The late celebrated American culture icon Lou Reed, who died on Sunday, liked to keep language short and simple. That meant song lyrics, melodies and photography. He died age 71 from liver failure in Southampton, New York.
Brooklyn-born, with middle class parents, he hated school, learned guitar from the radio, studied journalism, film and writing at university, and started a band. It was the sixties. Pop artist Andy Warhol [died 1987] managed The Velvet Underground.
Reed said: “Everything I do is from the outside and if it hadn’t been for Andy who knows whether we would’ve had a chance to do everything. So, I think I owe everything to Mr Warhol, thanks. “

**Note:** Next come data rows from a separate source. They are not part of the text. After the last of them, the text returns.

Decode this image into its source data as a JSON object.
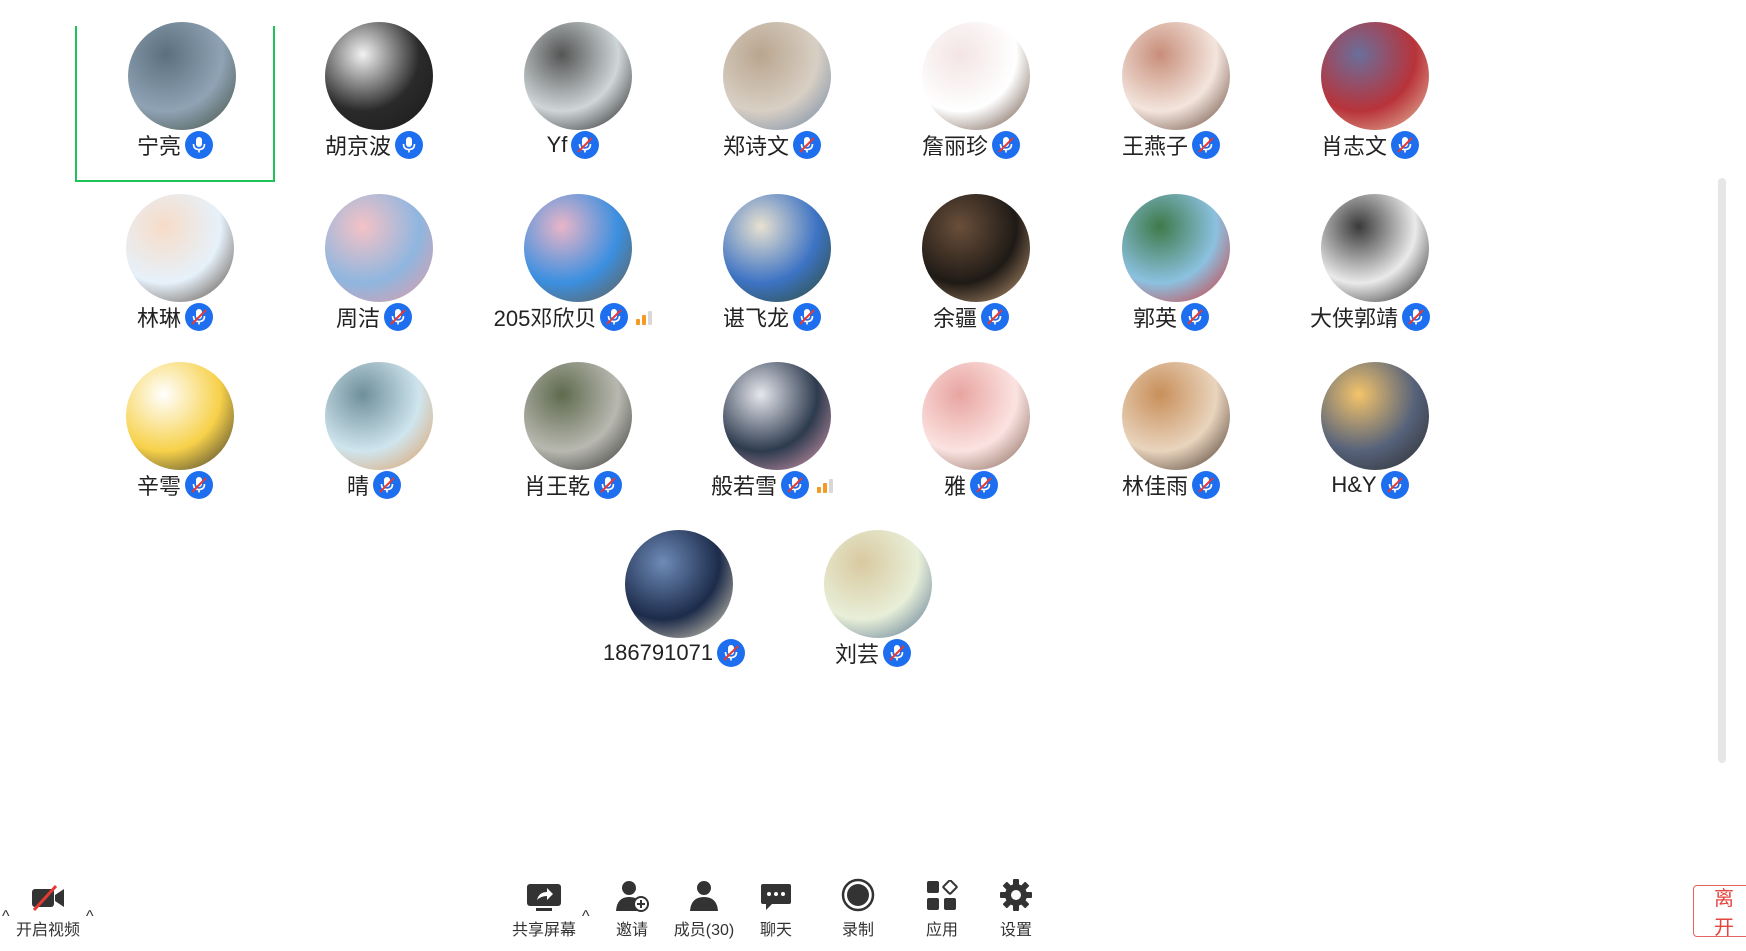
{
  "participants": [
    {
      "name": "宁亮",
      "mic": "on",
      "active": true,
      "signal": 0,
      "colors": [
        "#8fa3b5",
        "#5c6f7e",
        "#3e4a3a"
      ]
    },
    {
      "name": "胡京波",
      "mic": "on",
      "active": false,
      "signal": 0,
      "colors": [
        "#2a2a2a",
        "#f2f2f2",
        "#1a1a1a"
      ]
    },
    {
      "name": "Yf",
      "mic": "muted",
      "active": false,
      "signal": 0,
      "colors": [
        "#cfd6d8",
        "#555",
        "#111"
      ]
    },
    {
      "name": "郑诗文",
      "mic": "muted",
      "active": false,
      "signal": 0,
      "colors": [
        "#d8cfc4",
        "#b9a58e",
        "#6a82a2"
      ]
    },
    {
      "name": "詹丽珍",
      "mic": "muted",
      "active": false,
      "signal": 0,
      "colors": [
        "#ffffff",
        "#f3e4e4",
        "#5a4030"
      ]
    },
    {
      "name": "王燕子",
      "mic": "muted",
      "active": false,
      "signal": 0,
      "colors": [
        "#f3e5dd",
        "#c88e7a",
        "#5a3a2a"
      ]
    },
    {
      "name": "肖志文",
      "mic": "muted",
      "active": false,
      "signal": 0,
      "colors": [
        "#b8333a",
        "#6a6f9c",
        "#e9c7a8"
      ]
    },
    {
      "name": "林琳",
      "mic": "muted",
      "active": false,
      "signal": 0,
      "colors": [
        "#e6f1fa",
        "#f7dcc8",
        "#4a3a30"
      ]
    },
    {
      "name": "周洁",
      "mic": "muted",
      "active": false,
      "signal": 0,
      "colors": [
        "#8fb6df",
        "#f4c2c6",
        "#e79aa4"
      ]
    },
    {
      "name": "205邓欣贝",
      "mic": "muted",
      "active": false,
      "signal": 2,
      "colors": [
        "#3b8fe0",
        "#e9b5c8",
        "#6b5a40"
      ]
    },
    {
      "name": "谌飞龙",
      "mic": "muted",
      "active": false,
      "signal": 0,
      "colors": [
        "#3d73c4",
        "#e8e1d0",
        "#2d4a2a"
      ]
    },
    {
      "name": "余疆",
      "mic": "muted",
      "active": false,
      "signal": 0,
      "colors": [
        "#1f1a16",
        "#6a4f3a",
        "#c9a27a"
      ]
    },
    {
      "name": "郭英",
      "mic": "muted",
      "active": false,
      "signal": 0,
      "colors": [
        "#8cc1e0",
        "#3e7a4a",
        "#d62e2e"
      ]
    },
    {
      "name": "大侠郭靖",
      "mic": "muted",
      "active": false,
      "signal": 0,
      "colors": [
        "#eaeaea",
        "#3a3a3a",
        "#111"
      ]
    },
    {
      "name": "辛雩",
      "mic": "muted",
      "active": false,
      "signal": 0,
      "colors": [
        "#f7d14a",
        "#ffffff",
        "#2a2a2a"
      ]
    },
    {
      "name": "晴",
      "mic": "muted",
      "active": false,
      "signal": 0,
      "colors": [
        "#cfe5ee",
        "#6f8f9a",
        "#e09a5a"
      ]
    },
    {
      "name": "肖王乾",
      "mic": "muted",
      "active": false,
      "signal": 0,
      "colors": [
        "#b8b8b0",
        "#5f6a4e",
        "#2a2a2a"
      ]
    },
    {
      "name": "般若雪",
      "mic": "muted",
      "active": false,
      "signal": 2,
      "colors": [
        "#2d3b4e",
        "#e7e7ee",
        "#e9a3b8"
      ]
    },
    {
      "name": "雅",
      "mic": "muted",
      "active": false,
      "signal": 0,
      "colors": [
        "#fbe3e1",
        "#e8a4a0",
        "#7a5a4a"
      ]
    },
    {
      "name": "林佳雨",
      "mic": "muted",
      "active": false,
      "signal": 0,
      "colors": [
        "#e9d4bd",
        "#c88f5a",
        "#3a2a20"
      ]
    },
    {
      "name": "H&Y",
      "mic": "muted",
      "active": false,
      "signal": 0,
      "colors": [
        "#56627a",
        "#f4c46a",
        "#2a2a2a"
      ]
    },
    {
      "name": "186791071",
      "mic": "muted",
      "active": false,
      "signal": 0,
      "colors": [
        "#1c2b4a",
        "#6e8bb8",
        "#f3e7c8"
      ]
    },
    {
      "name": "刘芸",
      "mic": "muted",
      "active": false,
      "signal": 0,
      "colors": [
        "#e8efd8",
        "#d9c9a0",
        "#4a6a8a"
      ]
    }
  ],
  "toolbar": {
    "video": {
      "label": "开启视频",
      "icon": "camera-off-icon"
    },
    "share": {
      "label": "共享屏幕",
      "icon": "share-screen-icon"
    },
    "invite": {
      "label": "邀请",
      "icon": "invite-user-icon"
    },
    "members": {
      "label": "成员(30)",
      "icon": "members-icon"
    },
    "chat": {
      "label": "聊天",
      "icon": "chat-icon"
    },
    "record": {
      "label": "录制",
      "icon": "record-icon"
    },
    "apps": {
      "label": "应用",
      "icon": "apps-icon"
    },
    "settings": {
      "label": "设置",
      "icon": "gear-icon"
    },
    "leave": {
      "label": "离开"
    }
  },
  "colors": {
    "mic": "#1e6ff0",
    "active_border": "#1fc159",
    "signal": "#f59a23",
    "leave": "#e5453f"
  }
}
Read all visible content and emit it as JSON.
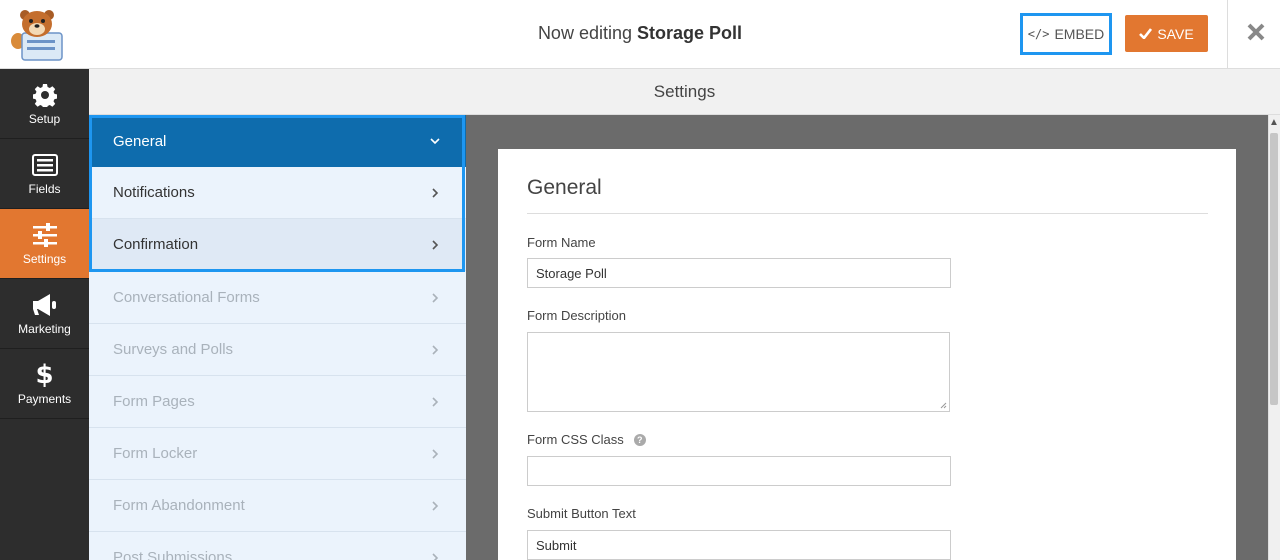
{
  "header": {
    "title_prefix": "Now editing",
    "form_name": "Storage Poll",
    "embed_label": "EMBED",
    "embed_code_glyph": "</>",
    "save_label": "SAVE",
    "close_glyph": "✖",
    "accent_color": "#e27730",
    "highlight_color": "#1e96f0"
  },
  "leftnav": {
    "items": [
      {
        "label": "Setup",
        "icon": "gear-icon"
      },
      {
        "label": "Fields",
        "icon": "list-icon"
      },
      {
        "label": "Settings",
        "icon": "sliders-icon",
        "active": true
      },
      {
        "label": "Marketing",
        "icon": "megaphone-icon"
      },
      {
        "label": "Payments",
        "icon": "dollar-icon"
      }
    ]
  },
  "settings": {
    "title": "Settings",
    "panels": [
      {
        "label": "General",
        "active": true
      },
      {
        "label": "Notifications"
      },
      {
        "label": "Confirmation"
      },
      {
        "label": "Conversational Forms"
      },
      {
        "label": "Surveys and Polls"
      },
      {
        "label": "Form Pages"
      },
      {
        "label": "Form Locker"
      },
      {
        "label": "Form Abandonment"
      },
      {
        "label": "Post Submissions"
      }
    ]
  },
  "general": {
    "title": "General",
    "form_name_label": "Form Name",
    "form_name_value": "Storage Poll",
    "form_description_label": "Form Description",
    "form_css_class_label": "Form CSS Class",
    "help_glyph": "?",
    "submit_button_text_label": "Submit Button Text",
    "submit_button_text_value": "Submit"
  }
}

Commercially, the early band failed, but culturally, their debut album had huge influence. The Velvet Underground only made three more after that.
Reed’s second solo album was Transformer, in 1972. Twenty-five-year-old David Bowie produced it. The misfit-hustler anthem “Walk on the Wild Side” was a cult hit from that which never wore out.
“I get personal satisfaction out of making things that don’t exist. I follow a passion,” Reed said decades later.
That ‘passion’ was famously low-key. Reed was counter-culture ‘uber-cool’. His work did drugs, sexuality, love, death.
New York street punk went visual, too.
“I have always been taking photos and then I met somebody, he said why don’t you put them together, as so we did.”
Photography happened a lot on tour. He got more into it starting in the ’70s.
The bisexual Reed married three times, the last with experimental performance artist Laurie Anderson.
Later in life he finally reined in his substance abuse.
Those who love Reed, the musician-poet, call him many things, even a romantic.
Earlier this year, he was still preaching his faith: “There’s only one great occupation that can change the world: that’s real rock ‘n’ roll. I believe to the bottom of my heart – to the last cell – that rock ‘n’ roll can change anything; and I’m a graduate of Warhol University! And I believe in the power of punk! To this day, I want to blow it up! Thank you!”